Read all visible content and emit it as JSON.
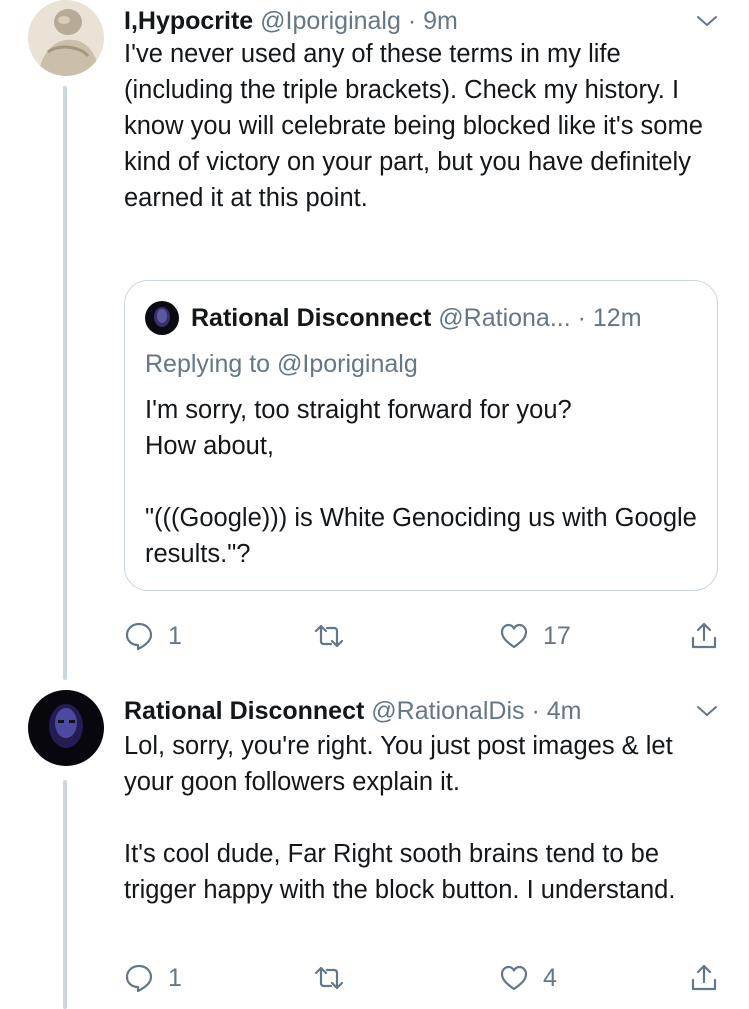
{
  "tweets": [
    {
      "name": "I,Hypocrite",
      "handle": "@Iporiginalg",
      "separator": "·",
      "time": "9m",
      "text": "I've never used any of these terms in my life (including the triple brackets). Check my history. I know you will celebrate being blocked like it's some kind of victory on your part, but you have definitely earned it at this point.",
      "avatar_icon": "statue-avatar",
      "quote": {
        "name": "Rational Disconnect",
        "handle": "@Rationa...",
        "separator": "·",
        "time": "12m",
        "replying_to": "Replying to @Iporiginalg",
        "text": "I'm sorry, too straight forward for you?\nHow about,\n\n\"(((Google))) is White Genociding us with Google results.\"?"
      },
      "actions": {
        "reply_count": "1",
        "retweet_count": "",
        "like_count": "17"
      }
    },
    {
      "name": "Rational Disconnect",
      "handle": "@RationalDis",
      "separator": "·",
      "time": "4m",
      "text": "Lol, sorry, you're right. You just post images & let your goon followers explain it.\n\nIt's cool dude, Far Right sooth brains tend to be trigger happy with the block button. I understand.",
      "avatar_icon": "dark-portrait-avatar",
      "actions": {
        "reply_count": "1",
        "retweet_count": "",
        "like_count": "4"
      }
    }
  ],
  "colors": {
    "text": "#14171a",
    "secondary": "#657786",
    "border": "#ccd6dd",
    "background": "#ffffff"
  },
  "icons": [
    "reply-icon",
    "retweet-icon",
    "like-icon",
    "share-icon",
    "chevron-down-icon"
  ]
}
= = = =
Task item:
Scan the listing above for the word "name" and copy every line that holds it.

Task response:
      "name": "I,Hypocrite",
        "name": "Rational Disconnect",
      "name": "Rational Disconnect",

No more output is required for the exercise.